As the United States prepares for a possible government shutdown starting October 1, that would bring most government operations to a standstill and idle millions of government employees, investors need to consider the consequences of this for their investments.
For most asset classes, a government shutdown brings about many risks that would lower their appeal especially for government dependent companies (such as defense contractors like Lockheed Martin (LMT) and Northrop Grumman Corporation (NOC)), and consumer companies like Mcdonald's (MCD) and Walmart (WMT) that would see a sizable set of consumers lose their income temporarily. But for gold and gold ETFs (GLD, PHYS and CEF), a government shutdown may be quite bullish for a number of reasons.
A Government Shutdown Would be Negative for Risk Assets
Obviously, a government shutdown introduces a lot of uncertainty into markets, which is generally very negative. Why own stocks when the U.S.' single largest spender is involuntarily cutting back on expenditures? The millions of government employees that ordinarily provide the spending for a large portion of the economy will no longer be spending and will have to cut back because they have been furloughed. Finally, the thousands of businesses dependent on the government for business and future contracts will see some of their revenue deferred. And while a short shutdown may not have much of an effect, the market is trading close to all-time highs and is really not discounting much in terms of negative consequences - so why should investors take the risk with little in the way of return?
Money has to go Somewhere
One thing investors need to remember is that there is always a good investment somewhere. Money has to go somewhere and for every asset sale there is an equivalent in some other asset class (remember selling a stock and holding cash is an investment in cash, which can be dollars, euros, yen, etc). So if investors sell stocks they will be buying something else, and while bonds may benefit, there is a good case against buying U.S. bonds when the U.S. government is shutting down - after all you're buying the primary asset of the dysfunctional government. Gold provides a "safety" asset class similar to bonds, but avoids the governmental dysfunction since it is not issued by governments.

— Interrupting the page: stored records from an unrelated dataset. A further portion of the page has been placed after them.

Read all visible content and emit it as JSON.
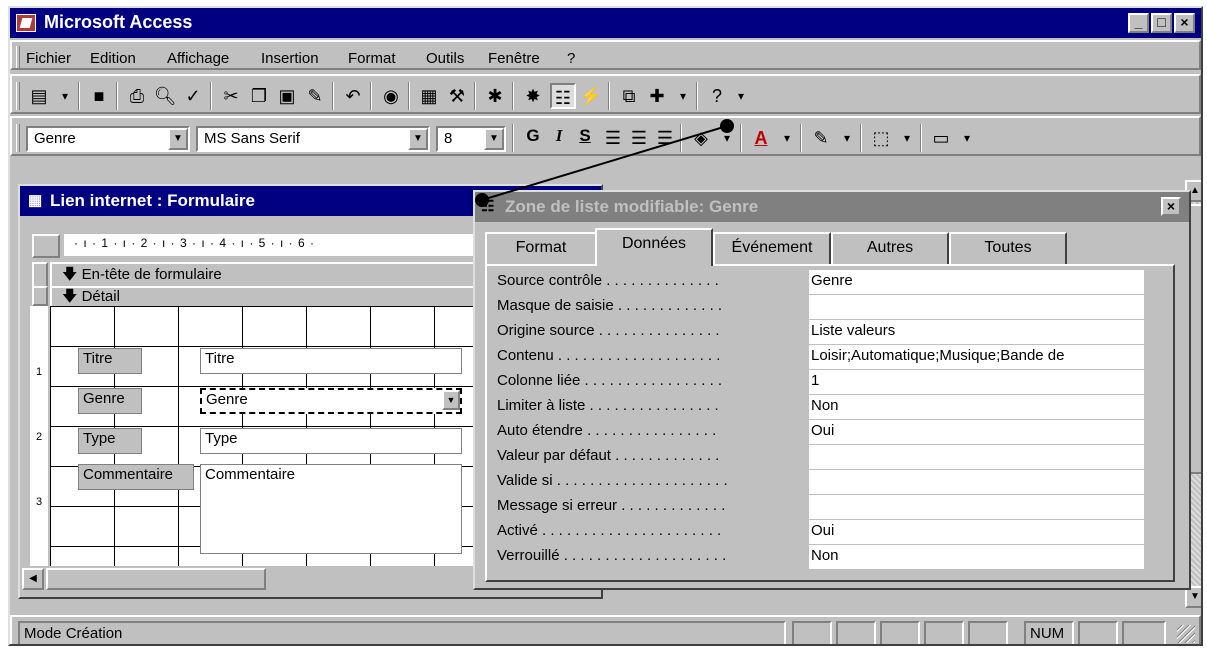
{
  "app": {
    "title": "Microsoft Access"
  },
  "menu": [
    "Fichier",
    "Edition",
    "Affichage",
    "Insertion",
    "Format",
    "Outils",
    "Fenêtre",
    "?"
  ],
  "format_toolbar": {
    "object": "Genre",
    "font": "MS Sans Serif",
    "size": "8",
    "bold": "G",
    "italic": "I",
    "underline": "S"
  },
  "form_window": {
    "title": "Lien internet : Formulaire",
    "ruler": "· ı · 1 · ı · 2 · ı · 3 · ı · 4 · ı · 5 · ı · 6 ·",
    "header_section": "En-tête de formulaire",
    "detail_section": "Détail",
    "fields": [
      {
        "label": "Titre",
        "value": "Titre"
      },
      {
        "label": "Genre",
        "value": "Genre"
      },
      {
        "label": "Type",
        "value": "Type"
      },
      {
        "label": "Commentaire",
        "value": "Commentaire"
      }
    ],
    "vertical_ruler": [
      "1",
      "2",
      "3"
    ]
  },
  "properties": {
    "title": "Zone de liste modifiable: Genre",
    "tabs": [
      "Format",
      "Données",
      "Événement",
      "Autres",
      "Toutes"
    ],
    "active_tab": "Données",
    "rows": [
      {
        "label": "Source contrôle . . . . . . . . . . . . . .",
        "value": "Genre"
      },
      {
        "label": "Masque de saisie . . . . . . . . . . . . .",
        "value": ""
      },
      {
        "label": "Origine source . . . . . . . . . . . . . . .",
        "value": "Liste valeurs"
      },
      {
        "label": "Contenu . . . . . . . . . . . . . . . . . . . .",
        "value": "Loisir;Automatique;Musique;Bande de"
      },
      {
        "label": "Colonne liée . . . . . . . . . . . . . . . . .",
        "value": "1"
      },
      {
        "label": "Limiter à liste . . . . . . . . . . . . . . . .",
        "value": "Non"
      },
      {
        "label": "Auto étendre . . . . . . . . . . . . . . . .",
        "value": "Oui"
      },
      {
        "label": "Valeur par défaut . . . . . . . . . . . . .",
        "value": ""
      },
      {
        "label": "Valide si . . . . . . . . . . . . . . . . . . . . .",
        "value": ""
      },
      {
        "label": "Message si erreur . . . . . . . . . . . . .",
        "value": ""
      },
      {
        "label": "Activé . . . . . . . . . . . . . . . . . . . . . .",
        "value": "Oui"
      },
      {
        "label": "Verrouillé . . . . . . . . . . . . . . . . . . . .",
        "value": "Non"
      }
    ]
  },
  "status": {
    "mode": "Mode Création",
    "num": "NUM"
  }
}
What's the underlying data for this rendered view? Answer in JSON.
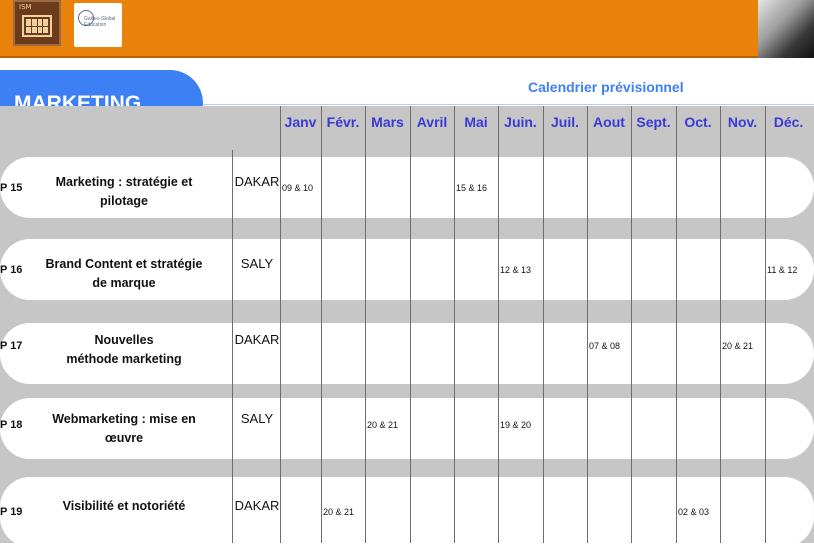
{
  "header": {
    "ism_logo_text": "ISM",
    "galileo_logo_text": "Galileo Global Education"
  },
  "title": "MARKETING",
  "subtitle": "Calendrier prévisionnel",
  "months": [
    "Janv",
    "Févr.",
    "Mars",
    "Avril",
    "Mai",
    "Juin.",
    "Juil.",
    "Aout",
    "Sept.",
    "Oct.",
    "Nov.",
    "Déc."
  ],
  "rows": [
    {
      "code": "P 15",
      "course_line1": "Marketing : stratégie et",
      "course_line2": "pilotage",
      "city": "DAKAR",
      "dates": {
        "Janv": "09 & 10",
        "Mai": "15 & 16"
      }
    },
    {
      "code": "P 16",
      "course_line1": "Brand Content et stratégie",
      "course_line2": "de marque",
      "city": "SALY",
      "dates": {
        "Juin.": "12 & 13",
        "Déc.": "11 & 12"
      }
    },
    {
      "code": "P 17",
      "course_line1": "Nouvelles",
      "course_line2": "méthode marketing",
      "city": "DAKAR",
      "dates": {
        "Aout": "07 & 08",
        "Nov.": "20 & 21"
      }
    },
    {
      "code": "P 18",
      "course_line1": "Webmarketing : mise en",
      "course_line2": "œuvre",
      "city": "SALY",
      "dates": {
        "Mars": "20 & 21",
        "Juin.": "19 & 20"
      }
    },
    {
      "code": "P 19",
      "course_line1": "Visibilité et notoriété",
      "course_line2": "",
      "city": "DAKAR",
      "dates": {
        "Févr.": "20 & 21",
        "Oct.": "02 & 03"
      }
    }
  ]
}
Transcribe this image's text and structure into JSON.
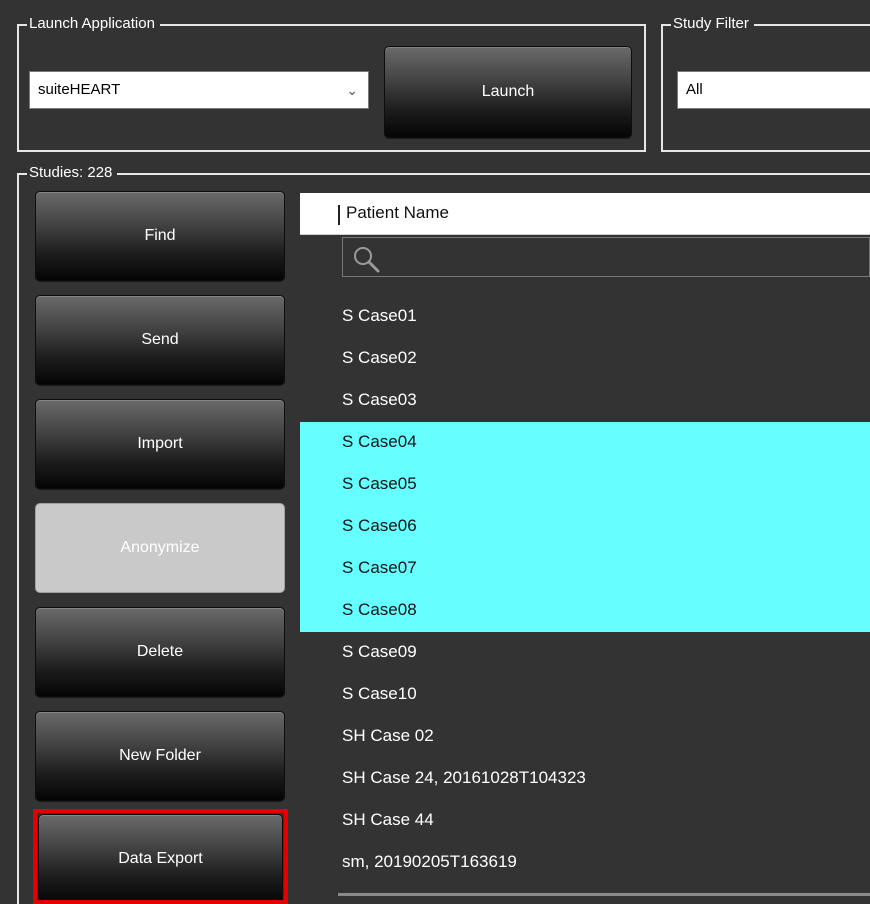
{
  "launch_group": {
    "label": "Launch Application",
    "application_select": "suiteHEART",
    "launch_button": "Launch"
  },
  "study_filter": {
    "label": "Study Filter",
    "value": "All"
  },
  "studies": {
    "label": "Studies: 228"
  },
  "side_buttons": {
    "find": "Find",
    "send": "Send",
    "import": "Import",
    "anonymize": "Anonymize",
    "delete": "Delete",
    "new_folder": "New Folder",
    "data_export": "Data Export"
  },
  "table": {
    "column_header": "Patient Name",
    "search_placeholder": "",
    "rows": [
      {
        "name": "S Case01",
        "selected": false
      },
      {
        "name": "S Case02",
        "selected": false
      },
      {
        "name": "S Case03",
        "selected": false
      },
      {
        "name": "S Case04",
        "selected": true
      },
      {
        "name": "S Case05",
        "selected": true
      },
      {
        "name": "S Case06",
        "selected": true
      },
      {
        "name": "S Case07",
        "selected": true
      },
      {
        "name": "S Case08",
        "selected": true
      },
      {
        "name": "S Case09",
        "selected": false
      },
      {
        "name": "S Case10",
        "selected": false
      },
      {
        "name": "SH Case 02",
        "selected": false
      },
      {
        "name": "SH Case 24, 20161028T104323",
        "selected": false
      },
      {
        "name": "SH Case 44",
        "selected": false
      },
      {
        "name": "sm, 20190205T163619",
        "selected": false
      }
    ]
  },
  "colors": {
    "background": "#333333",
    "selection": "#66ffff",
    "highlight_frame": "#e30000"
  },
  "icons": {
    "dropdown": "chevron-down-icon",
    "search": "search-icon"
  }
}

Negative Economic Consequences are Positive for Fed Stimulus
As we have discussed earlier, a government shutdown of any medium or long-term length is going to have negative implications for the economy, the labor market, and the housing market - all factors that the Fed is looking at when determining whether to taper its quantitative easing program. This may mean that a Fed that was considering tapering in December (which we thought was very unlikely) may have to completely reconsider that stance and this wouldn't be something new. In fact, during the last major government shutdown in the mid-1990s when the Fed was considering raising rates, it had to reverse its stance. The Fed actually lowered rates in the wake of the 1995-1996 shut down in order to keep the economy on track. This time, the Fed would likely delay any tapering after a shutdown to see if the government closure had slowed the economy is any way.
We don't have to tell investors that a lack of tapering, or even the possibility of an increase in the Fed's quantitative easing program, would be very bullish for gold. All investors have to do is look to last week's historic rise in gold from $1300 to $1360 in a matter of minutes when it was clear that the Fed was delaying tapering.
One of gold's major strengths is that it is an asset class that thrives in financial uncertainty and chaos - and a government shutdown significantly increases the risk of financial uncertainty. Investors who are not exposed to gold should seriously consider taking a position in any one of the gold ETFs (GLD, PHYS or CEF) to hedge their portfolio against any medium-term to long-term government shutdown. Those wishing to increase their leverage to the gold price may want to consider some of the low-cost gold and silver miners such as Goldcorp (GG), First Majestic Silver (AG), and Randgold (GOLD) - though the miners always carry other risk that the gold ETFs do not carry. Either way investors should make sure that they take into consideration for their portfolio the risk that the US government shuts down - gold makes a terrific hedge for this uncertainty and should be owned in some way, shape, or form by all diversified investors.